A large float displaying mock ups of the Basic Laws of Hong Kong and Macao has gone by, with signs reading "Hong Kong's Tomorrow Will be Better," and the same for Macao. According to state TV, the float represents "One country, two systems," the system by which Hong Kong, Macao ... and Taiwan are to be governed.

That might be something of a surprise to the people of self-ruled, democratic Taiwan.

While "one country, two systems" has always been seen as a possible model for the unification of Taiwan with China, its failure in Hong Kong -- as seen by months of violent protests in the city -- has taken what little sheen it might have had off.

Taiwan's President Tsai Ing-wen has promised that Taiwan will never accept "one country, two systems," and even the nominally pro-China opposition Kuomintang has come out against the principle.

11:57 p.m. ET, September 30, 2019

Jiang Zemin's portrait is carried onto the avenue

Former president Jiang Zemin is the next to have his giant portrait carried down the avenue, following the portraits of Communist leader Mao Zedong and reformist leader Deng Xiaoping.

Jiang Zemin watches the procession from above, seated next to Chinese President Xi Jinping.

11:55 p.m. ET, September 30, 2019

Deng Xiaoping's massive portrait is carried next

After carrying a giant portrait of Communist leader Mao Zedong earlier, now marchers are carrying the portrait of reformist leader Deng Xiaoping, often lauded as the man behind China's economic opening up and progress.

11:56 p.m. ET, September 30, 2019

In Beijing's parks people watch the parade on their phones

From CNN's Ben Westcott in Beijing

In the parks and streets of China's capital, people have stopped what they're doing to sit and watch the parade. 

Some are just sitting on their bikes on a side street, glued to their phones.

One Sichuan tourist, who asked not to be named, was watching with his friend in Tuanjiehu Park, just outside the city center. 

He said he didn't want to watch in his hotel.
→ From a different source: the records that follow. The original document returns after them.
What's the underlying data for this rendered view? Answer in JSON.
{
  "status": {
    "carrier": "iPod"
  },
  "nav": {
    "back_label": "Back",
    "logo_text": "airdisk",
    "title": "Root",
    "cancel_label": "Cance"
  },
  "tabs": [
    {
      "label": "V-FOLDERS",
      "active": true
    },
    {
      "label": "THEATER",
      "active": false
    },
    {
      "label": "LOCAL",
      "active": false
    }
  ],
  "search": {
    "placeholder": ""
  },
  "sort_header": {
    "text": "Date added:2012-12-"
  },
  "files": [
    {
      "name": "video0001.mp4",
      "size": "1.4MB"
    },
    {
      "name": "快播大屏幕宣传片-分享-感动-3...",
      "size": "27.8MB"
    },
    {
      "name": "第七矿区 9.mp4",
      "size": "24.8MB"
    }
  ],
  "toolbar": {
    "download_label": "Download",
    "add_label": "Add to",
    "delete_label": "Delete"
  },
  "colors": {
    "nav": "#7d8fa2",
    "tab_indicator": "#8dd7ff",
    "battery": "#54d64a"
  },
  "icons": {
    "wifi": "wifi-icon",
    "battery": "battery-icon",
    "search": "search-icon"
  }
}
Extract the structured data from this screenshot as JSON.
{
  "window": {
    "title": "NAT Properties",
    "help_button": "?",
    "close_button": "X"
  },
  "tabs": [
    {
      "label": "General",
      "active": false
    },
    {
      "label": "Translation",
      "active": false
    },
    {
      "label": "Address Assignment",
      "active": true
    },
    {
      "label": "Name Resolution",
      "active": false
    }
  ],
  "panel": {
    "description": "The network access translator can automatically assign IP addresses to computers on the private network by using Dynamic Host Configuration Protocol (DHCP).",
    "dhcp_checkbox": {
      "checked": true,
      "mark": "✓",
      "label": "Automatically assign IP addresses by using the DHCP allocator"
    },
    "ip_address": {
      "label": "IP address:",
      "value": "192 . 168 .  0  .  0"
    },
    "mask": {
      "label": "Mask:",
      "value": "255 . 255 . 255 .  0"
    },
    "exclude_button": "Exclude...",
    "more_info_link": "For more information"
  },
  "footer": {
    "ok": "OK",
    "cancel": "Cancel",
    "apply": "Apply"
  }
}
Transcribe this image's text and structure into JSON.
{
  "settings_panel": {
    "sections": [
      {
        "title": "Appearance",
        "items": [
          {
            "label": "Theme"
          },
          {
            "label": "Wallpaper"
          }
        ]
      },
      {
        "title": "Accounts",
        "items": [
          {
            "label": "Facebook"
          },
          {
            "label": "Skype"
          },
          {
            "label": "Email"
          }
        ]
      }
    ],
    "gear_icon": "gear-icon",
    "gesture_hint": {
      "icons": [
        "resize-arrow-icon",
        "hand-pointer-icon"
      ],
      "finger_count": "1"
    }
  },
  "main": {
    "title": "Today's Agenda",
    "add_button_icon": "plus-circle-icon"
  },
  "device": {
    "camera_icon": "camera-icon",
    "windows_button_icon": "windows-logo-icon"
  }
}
So far he said he was very impressed

One dad, surnames Feng, who didn't want to his young daughter watch TV took her out to the park while the parade was on. But he watched on his phone the whole time.

"It's important for her to know what's going to today, and I'll tell her, but she's too little to understand," he said

12:01 a.m. ET, October 1, 2019

Jiang Zemin, last of the immortals

Analysis by CNN's James Griffiths in Hong Kong

Jiang Zemin, seated to X
Jiang Zemin, seated to X

Seated alongside Chinese President Xi Jinping on the rostrum, and looking all of his 93 years, is former leader Jiang Zemin.

The first non-revolutionary leader of China, Jiang oversaw much of the reformation of the country's economy begun by his predecessor Deng Xiaoping. He also oversaw the 1997 handover of Hong Kong from British to Chinese control, and the 50th anniversary of the founding of the Party.

While he officially stood down as President in 2003, Jiang retained power well into the rule of his successor Hu Jintao, and his influence arguably did not fully wane until Xi himself took the presidency.

Jiang's death has been erroneously reported multiple times, to some celebration from critics of the former president who associate him with several human rights crackdown, in particular the campaign he launched against Falun Gong practitioners, essentially stamping out the religious practice in China.